| WHAT IS REQUIRED |
Your answer should reproduce every line of the material in which the word "JSON" occurs.

===== EXCERPTED RECORDS

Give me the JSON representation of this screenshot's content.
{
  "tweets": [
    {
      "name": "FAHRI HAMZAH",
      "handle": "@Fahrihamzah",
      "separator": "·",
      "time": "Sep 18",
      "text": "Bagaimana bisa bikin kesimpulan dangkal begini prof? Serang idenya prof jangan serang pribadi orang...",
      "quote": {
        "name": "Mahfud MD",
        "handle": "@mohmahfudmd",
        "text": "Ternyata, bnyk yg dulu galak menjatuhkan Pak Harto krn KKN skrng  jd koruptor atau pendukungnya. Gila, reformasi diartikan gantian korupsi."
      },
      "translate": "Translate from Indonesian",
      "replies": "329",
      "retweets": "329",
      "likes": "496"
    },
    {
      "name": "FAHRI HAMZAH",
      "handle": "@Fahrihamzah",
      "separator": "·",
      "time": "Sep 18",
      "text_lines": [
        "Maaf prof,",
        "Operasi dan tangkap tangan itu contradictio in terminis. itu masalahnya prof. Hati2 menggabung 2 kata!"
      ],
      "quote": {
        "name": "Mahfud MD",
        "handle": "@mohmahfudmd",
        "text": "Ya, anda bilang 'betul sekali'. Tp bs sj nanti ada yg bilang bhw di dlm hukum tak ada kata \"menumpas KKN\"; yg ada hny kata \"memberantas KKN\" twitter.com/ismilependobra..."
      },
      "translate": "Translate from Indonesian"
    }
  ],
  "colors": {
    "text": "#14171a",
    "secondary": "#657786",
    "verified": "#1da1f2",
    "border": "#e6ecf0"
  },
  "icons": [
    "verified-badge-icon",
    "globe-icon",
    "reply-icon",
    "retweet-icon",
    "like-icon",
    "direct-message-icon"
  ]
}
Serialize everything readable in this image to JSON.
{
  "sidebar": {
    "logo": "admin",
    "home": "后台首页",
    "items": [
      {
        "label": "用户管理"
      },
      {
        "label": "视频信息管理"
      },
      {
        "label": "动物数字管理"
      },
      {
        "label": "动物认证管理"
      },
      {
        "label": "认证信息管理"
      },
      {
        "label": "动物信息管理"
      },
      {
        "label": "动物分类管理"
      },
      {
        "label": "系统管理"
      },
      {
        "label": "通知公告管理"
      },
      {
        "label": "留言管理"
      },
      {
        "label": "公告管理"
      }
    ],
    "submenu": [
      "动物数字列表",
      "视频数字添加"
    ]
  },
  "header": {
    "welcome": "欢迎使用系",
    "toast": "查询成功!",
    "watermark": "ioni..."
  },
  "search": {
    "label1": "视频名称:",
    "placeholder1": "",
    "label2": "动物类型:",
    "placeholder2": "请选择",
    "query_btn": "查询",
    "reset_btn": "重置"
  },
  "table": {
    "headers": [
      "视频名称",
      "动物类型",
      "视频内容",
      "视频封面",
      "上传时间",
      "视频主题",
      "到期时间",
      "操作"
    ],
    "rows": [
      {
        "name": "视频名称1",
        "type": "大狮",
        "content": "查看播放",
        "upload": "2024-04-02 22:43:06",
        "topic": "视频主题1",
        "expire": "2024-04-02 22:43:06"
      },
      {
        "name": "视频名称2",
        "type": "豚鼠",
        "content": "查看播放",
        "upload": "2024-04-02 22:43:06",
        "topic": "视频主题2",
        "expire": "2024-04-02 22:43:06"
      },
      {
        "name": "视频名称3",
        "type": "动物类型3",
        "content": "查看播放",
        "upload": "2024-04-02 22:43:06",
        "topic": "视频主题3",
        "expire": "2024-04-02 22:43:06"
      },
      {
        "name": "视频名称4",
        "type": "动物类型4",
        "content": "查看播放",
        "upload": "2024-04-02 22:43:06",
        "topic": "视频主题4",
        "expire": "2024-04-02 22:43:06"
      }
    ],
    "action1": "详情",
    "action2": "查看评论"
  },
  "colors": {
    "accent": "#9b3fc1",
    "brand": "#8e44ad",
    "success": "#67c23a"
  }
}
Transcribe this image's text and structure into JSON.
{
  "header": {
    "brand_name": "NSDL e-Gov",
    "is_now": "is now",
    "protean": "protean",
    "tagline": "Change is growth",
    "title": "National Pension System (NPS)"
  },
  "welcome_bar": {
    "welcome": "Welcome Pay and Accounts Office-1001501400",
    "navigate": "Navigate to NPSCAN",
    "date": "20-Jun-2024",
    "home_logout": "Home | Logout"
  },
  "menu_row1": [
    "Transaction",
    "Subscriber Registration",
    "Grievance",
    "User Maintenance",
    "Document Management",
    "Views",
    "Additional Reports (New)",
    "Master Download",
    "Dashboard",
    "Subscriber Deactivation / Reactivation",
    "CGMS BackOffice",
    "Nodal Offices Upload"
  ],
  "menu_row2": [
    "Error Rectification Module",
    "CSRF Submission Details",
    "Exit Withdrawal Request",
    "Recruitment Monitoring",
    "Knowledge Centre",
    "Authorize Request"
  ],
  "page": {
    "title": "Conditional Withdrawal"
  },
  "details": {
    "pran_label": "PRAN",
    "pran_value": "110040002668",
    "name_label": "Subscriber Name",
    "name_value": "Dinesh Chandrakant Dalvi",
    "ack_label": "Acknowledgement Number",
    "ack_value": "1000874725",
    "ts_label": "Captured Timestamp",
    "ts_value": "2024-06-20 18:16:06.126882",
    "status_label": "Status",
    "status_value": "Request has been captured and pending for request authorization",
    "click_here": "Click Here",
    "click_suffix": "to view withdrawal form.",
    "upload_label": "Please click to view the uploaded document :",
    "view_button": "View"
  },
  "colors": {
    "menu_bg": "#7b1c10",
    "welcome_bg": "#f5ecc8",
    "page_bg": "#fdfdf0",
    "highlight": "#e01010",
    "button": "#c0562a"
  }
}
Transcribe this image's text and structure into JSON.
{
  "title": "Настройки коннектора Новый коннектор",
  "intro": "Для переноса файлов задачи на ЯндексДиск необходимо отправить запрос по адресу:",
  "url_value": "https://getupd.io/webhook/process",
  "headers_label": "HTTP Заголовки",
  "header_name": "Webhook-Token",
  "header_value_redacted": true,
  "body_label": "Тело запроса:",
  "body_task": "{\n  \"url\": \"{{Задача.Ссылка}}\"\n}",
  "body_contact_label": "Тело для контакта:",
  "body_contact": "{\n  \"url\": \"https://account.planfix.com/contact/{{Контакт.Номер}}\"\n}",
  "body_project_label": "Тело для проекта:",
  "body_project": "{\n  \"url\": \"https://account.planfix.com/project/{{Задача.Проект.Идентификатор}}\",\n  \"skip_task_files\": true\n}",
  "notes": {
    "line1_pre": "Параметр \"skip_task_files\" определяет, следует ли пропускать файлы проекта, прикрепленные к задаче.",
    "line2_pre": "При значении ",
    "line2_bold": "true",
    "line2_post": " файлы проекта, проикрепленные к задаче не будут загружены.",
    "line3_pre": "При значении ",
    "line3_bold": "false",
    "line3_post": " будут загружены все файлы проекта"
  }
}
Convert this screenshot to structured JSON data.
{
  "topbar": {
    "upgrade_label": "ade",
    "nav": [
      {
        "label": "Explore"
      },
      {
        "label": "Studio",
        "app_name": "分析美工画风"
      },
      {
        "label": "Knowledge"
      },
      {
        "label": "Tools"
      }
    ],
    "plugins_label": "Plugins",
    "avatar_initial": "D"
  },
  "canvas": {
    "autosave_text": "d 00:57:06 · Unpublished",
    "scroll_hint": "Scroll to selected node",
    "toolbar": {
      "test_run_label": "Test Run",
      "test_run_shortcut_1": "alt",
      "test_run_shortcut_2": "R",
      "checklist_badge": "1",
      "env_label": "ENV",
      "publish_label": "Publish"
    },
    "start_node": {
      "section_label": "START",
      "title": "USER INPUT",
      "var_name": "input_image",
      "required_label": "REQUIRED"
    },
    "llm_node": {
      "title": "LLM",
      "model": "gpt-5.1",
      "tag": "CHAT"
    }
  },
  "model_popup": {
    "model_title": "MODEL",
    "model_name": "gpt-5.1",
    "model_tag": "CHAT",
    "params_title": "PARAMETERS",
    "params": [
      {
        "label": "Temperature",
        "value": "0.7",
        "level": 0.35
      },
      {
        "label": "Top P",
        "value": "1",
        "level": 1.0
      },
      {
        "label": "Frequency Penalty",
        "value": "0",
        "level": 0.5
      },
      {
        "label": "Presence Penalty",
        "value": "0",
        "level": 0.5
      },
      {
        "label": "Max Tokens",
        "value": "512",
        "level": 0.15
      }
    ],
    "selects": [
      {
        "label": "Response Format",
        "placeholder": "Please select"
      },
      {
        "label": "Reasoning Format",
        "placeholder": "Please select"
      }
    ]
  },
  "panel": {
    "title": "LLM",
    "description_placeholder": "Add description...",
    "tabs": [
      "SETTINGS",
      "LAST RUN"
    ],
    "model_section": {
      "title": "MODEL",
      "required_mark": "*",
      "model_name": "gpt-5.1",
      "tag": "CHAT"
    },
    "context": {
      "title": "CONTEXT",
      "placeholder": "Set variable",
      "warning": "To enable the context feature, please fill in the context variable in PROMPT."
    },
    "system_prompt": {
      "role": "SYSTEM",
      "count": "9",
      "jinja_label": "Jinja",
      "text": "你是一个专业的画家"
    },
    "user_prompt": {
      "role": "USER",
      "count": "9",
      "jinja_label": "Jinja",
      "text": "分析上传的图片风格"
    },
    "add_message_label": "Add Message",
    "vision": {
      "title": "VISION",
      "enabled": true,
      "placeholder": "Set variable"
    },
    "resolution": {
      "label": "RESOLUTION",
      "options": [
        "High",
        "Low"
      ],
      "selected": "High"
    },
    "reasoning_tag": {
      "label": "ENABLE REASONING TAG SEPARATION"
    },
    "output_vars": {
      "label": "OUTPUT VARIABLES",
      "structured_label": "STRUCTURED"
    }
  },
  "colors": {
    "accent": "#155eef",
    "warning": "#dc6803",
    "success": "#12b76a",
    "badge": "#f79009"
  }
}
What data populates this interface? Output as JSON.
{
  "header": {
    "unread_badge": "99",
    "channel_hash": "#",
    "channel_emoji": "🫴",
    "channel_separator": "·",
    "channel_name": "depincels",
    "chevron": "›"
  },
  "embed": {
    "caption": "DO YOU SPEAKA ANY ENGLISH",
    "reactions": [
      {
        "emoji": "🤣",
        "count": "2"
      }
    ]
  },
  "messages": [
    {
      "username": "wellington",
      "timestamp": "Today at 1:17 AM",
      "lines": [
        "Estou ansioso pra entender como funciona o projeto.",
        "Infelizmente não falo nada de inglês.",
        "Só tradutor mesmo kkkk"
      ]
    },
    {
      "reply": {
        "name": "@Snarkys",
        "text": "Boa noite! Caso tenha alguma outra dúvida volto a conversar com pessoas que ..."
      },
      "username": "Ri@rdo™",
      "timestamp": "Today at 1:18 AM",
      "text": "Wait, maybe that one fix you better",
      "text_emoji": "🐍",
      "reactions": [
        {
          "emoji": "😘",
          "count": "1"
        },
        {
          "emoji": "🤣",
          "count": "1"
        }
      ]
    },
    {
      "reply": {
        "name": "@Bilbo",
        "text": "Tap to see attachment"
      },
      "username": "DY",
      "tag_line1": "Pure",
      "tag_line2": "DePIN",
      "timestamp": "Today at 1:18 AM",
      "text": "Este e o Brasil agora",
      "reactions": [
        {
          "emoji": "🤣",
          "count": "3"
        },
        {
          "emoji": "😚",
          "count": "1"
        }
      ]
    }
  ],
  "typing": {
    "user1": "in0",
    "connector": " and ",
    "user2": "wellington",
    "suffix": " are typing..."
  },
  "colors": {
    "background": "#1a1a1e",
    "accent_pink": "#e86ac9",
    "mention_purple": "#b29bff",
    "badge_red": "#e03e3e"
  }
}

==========

| RESPONSE TO THE EXERCISE |
Give me the JSON representation of this screenshot's content.
Serialize everything readable in this image to JSON.
Transcribe this image's text and structure into JSON.
Transcribe this image's text and structure into JSON.
Convert this screenshot to structured JSON data.
What data populates this interface? Output as JSON.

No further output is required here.